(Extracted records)

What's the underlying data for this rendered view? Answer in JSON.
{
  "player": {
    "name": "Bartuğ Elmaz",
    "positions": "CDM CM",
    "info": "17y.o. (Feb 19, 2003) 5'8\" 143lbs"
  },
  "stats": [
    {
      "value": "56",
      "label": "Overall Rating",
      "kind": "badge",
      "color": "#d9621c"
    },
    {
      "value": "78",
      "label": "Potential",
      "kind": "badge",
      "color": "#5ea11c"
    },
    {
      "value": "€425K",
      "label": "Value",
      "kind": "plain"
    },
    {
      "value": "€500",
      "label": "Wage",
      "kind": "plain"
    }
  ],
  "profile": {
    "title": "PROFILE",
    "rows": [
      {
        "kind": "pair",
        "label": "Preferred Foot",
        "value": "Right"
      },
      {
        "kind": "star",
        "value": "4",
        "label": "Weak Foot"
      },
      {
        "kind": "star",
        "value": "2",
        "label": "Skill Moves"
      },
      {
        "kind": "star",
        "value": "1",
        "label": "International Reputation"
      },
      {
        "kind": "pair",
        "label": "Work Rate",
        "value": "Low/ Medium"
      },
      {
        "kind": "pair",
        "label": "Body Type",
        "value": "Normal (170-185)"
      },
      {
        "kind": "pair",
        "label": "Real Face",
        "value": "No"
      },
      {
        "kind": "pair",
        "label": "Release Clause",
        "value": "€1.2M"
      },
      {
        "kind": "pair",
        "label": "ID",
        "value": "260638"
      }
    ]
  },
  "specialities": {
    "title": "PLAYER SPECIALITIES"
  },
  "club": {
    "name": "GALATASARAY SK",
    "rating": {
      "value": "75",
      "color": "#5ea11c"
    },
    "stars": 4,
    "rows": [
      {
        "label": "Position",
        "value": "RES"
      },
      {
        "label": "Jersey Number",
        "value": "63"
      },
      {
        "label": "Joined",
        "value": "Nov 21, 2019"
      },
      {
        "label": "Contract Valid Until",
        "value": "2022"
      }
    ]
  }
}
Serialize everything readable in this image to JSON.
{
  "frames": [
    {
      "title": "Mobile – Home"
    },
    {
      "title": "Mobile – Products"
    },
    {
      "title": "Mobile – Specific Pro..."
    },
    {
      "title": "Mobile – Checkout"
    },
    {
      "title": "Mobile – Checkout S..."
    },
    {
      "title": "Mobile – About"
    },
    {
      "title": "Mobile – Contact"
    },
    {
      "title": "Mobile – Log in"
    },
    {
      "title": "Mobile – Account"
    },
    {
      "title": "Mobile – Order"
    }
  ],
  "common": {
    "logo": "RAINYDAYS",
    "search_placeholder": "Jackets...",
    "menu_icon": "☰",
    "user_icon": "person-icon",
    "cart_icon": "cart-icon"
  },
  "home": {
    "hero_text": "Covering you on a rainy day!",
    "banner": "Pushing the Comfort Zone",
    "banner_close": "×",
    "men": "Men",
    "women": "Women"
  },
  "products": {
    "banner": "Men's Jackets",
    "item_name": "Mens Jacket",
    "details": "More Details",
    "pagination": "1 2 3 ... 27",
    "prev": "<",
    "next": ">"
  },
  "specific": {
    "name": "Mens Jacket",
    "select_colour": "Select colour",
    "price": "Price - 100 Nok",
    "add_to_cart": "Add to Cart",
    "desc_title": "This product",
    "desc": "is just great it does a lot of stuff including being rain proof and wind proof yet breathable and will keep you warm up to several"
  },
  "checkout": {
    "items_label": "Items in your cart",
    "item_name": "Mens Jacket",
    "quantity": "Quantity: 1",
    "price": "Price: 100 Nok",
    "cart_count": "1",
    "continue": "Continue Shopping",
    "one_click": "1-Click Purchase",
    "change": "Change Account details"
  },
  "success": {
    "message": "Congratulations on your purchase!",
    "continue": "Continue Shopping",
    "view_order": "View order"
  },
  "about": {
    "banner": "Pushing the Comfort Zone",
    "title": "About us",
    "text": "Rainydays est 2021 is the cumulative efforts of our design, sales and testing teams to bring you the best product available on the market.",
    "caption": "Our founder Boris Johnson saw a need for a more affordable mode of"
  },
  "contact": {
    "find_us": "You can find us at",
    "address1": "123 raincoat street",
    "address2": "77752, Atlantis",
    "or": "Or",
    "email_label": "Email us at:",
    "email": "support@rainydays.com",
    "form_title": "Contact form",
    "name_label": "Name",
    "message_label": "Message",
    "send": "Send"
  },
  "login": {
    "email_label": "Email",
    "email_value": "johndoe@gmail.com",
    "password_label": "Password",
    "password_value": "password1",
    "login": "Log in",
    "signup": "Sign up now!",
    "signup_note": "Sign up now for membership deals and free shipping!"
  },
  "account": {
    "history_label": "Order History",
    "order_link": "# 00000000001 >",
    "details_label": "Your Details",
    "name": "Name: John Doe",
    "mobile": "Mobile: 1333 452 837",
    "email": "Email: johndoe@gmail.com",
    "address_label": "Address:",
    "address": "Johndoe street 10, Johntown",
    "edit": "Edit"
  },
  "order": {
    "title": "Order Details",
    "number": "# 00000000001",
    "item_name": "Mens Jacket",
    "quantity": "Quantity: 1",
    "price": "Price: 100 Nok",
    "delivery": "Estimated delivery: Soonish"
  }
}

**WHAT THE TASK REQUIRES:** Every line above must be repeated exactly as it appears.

**FINAL ANSWER:**
What's the underlying data for this rendered view? Answer in JSON.
{
  "player": {
    "name": "Bartuğ Elmaz",
    "positions": "CDM CM",
    "info": "17y.o. (Feb 19, 2003) 5'8\" 143lbs"
  },
  "stats": [
    {
      "value": "56",
      "label": "Overall Rating",
      "kind": "badge",
      "color": "#d9621c"
    },
    {
      "value": "78",
      "label": "Potential",
      "kind": "badge",
      "color": "#5ea11c"
    },
    {
      "value": "€425K",
      "label": "Value",
      "kind": "plain"
    },
    {
      "value": "€500",
      "label": "Wage",
      "kind": "plain"
    }
  ],
  "profile": {
    "title": "PROFILE",
    "rows": [
      {
        "kind": "pair",
        "label": "Preferred Foot",
        "value": "Right"
      },
      {
        "kind": "star",
        "value": "4",
        "label": "Weak Foot"
      },
      {
        "kind": "star",
        "value": "2",
        "label": "Skill Moves"
      },
      {
        "kind": "star",
        "value": "1",
        "label": "International Reputation"
      },
      {
        "kind": "pair",
        "label": "Work Rate",
        "value": "Low/ Medium"
      },
      {
        "kind": "pair",
        "label": "Body Type",
        "value": "Normal (170-185)"
      },
      {
        "kind": "pair",
        "label": "Real Face",
        "value": "No"
      },
      {
        "kind": "pair",
        "label": "Release Clause",
        "value": "€1.2M"
      },
      {
        "kind": "pair",
        "label": "ID",
        "value": "260638"
      }
    ]
  },
  "specialities": {
    "title": "PLAYER SPECIALITIES"
  },
  "club": {
    "name": "GALATASARAY SK",
    "rating": {
      "value": "75",
      "color": "#5ea11c"
    },
    "stars": 4,
    "rows": [
      {
        "label": "Position",
        "value": "RES"
      },
      {
        "label": "Jersey Number",
        "value": "63"
      },
      {
        "label": "Joined",
        "value": "Nov 21, 2019"
      },
      {
        "label": "Contract Valid Until",
        "value": "2022"
      }
    ]
  }
}
Serialize everything readable in this image to JSON.
{
  "frames": [
    {
      "title": "Mobile – Home"
    },
    {
      "title": "Mobile – Products"
    },
    {
      "title": "Mobile – Specific Pro..."
    },
    {
      "title": "Mobile – Checkout"
    },
    {
      "title": "Mobile – Checkout S..."
    },
    {
      "title": "Mobile – About"
    },
    {
      "title": "Mobile – Contact"
    },
    {
      "title": "Mobile – Log in"
    },
    {
      "title": "Mobile – Account"
    },
    {
      "title": "Mobile – Order"
    }
  ],
  "common": {
    "logo": "RAINYDAYS",
    "search_placeholder": "Jackets...",
    "menu_icon": "☰",
    "user_icon": "person-icon",
    "cart_icon": "cart-icon"
  },
  "home": {
    "hero_text": "Covering you on a rainy day!",
    "banner": "Pushing the Comfort Zone",
    "banner_close": "×",
    "men": "Men",
    "women": "Women"
  },
  "products": {
    "banner": "Men's Jackets",
    "item_name": "Mens Jacket",
    "details": "More Details",
    "pagination": "1 2 3 ... 27",
    "prev": "<",
    "next": ">"
  },
  "specific": {
    "name": "Mens Jacket",
    "select_colour": "Select colour",
    "price": "Price - 100 Nok",
    "add_to_cart": "Add to Cart",
    "desc_title": "This product",
    "desc": "is just great it does a lot of stuff including being rain proof and wind proof yet breathable and will keep you warm up to several"
  },
  "checkout": {
    "items_label": "Items in your cart",
    "item_name": "Mens Jacket",
    "quantity": "Quantity: 1",
    "price": "Price: 100 Nok",
    "cart_count": "1",
    "continue": "Continue Shopping",
    "one_click": "1-Click Purchase",
    "change": "Change Account details"
  },
  "success": {
    "message": "Congratulations on your purchase!",
    "continue": "Continue Shopping",
    "view_order": "View order"
  },
  "about": {
    "banner": "Pushing the Comfort Zone",
    "title": "About us",
    "text": "Rainydays est 2021 is the cumulative efforts of our design, sales and testing teams to bring you the best product available on the market.",
    "caption": "Our founder Boris Johnson saw a need for a more affordable mode of"
  },
  "contact": {
    "find_us": "You can find us at",
    "address1": "123 raincoat street",
    "address2": "77752, Atlantis",
    "or": "Or",
    "email_label": "Email us at:",
    "email": "support@rainydays.com",
    "form_title": "Contact form",
    "name_label": "Name",
    "message_label": "Message",
    "send": "Send"
  },
  "login": {
    "email_label": "Email",
    "email_value": "johndoe@gmail.com",
    "password_label": "Password",
    "password_value": "password1",
    "login": "Log in",
    "signup": "Sign up now!",
    "signup_note": "Sign up now for membership deals and free shipping!"
  },
  "account": {
    "history_label": "Order History",
    "order_link": "# 00000000001 >",
    "details_label": "Your Details",
    "name": "Name: John Doe",
    "mobile": "Mobile: 1333 452 837",
    "email": "Email: johndoe@gmail.com",
    "address_label": "Address:",
    "address": "Johndoe street 10, Johntown",
    "edit": "Edit"
  },
  "order": {
    "title": "Order Details",
    "number": "# 00000000001",
    "item_name": "Mens Jacket",
    "quantity": "Quantity: 1",
    "price": "Price: 100 Nok",
    "delivery": "Estimated delivery: Soonish"
  }
}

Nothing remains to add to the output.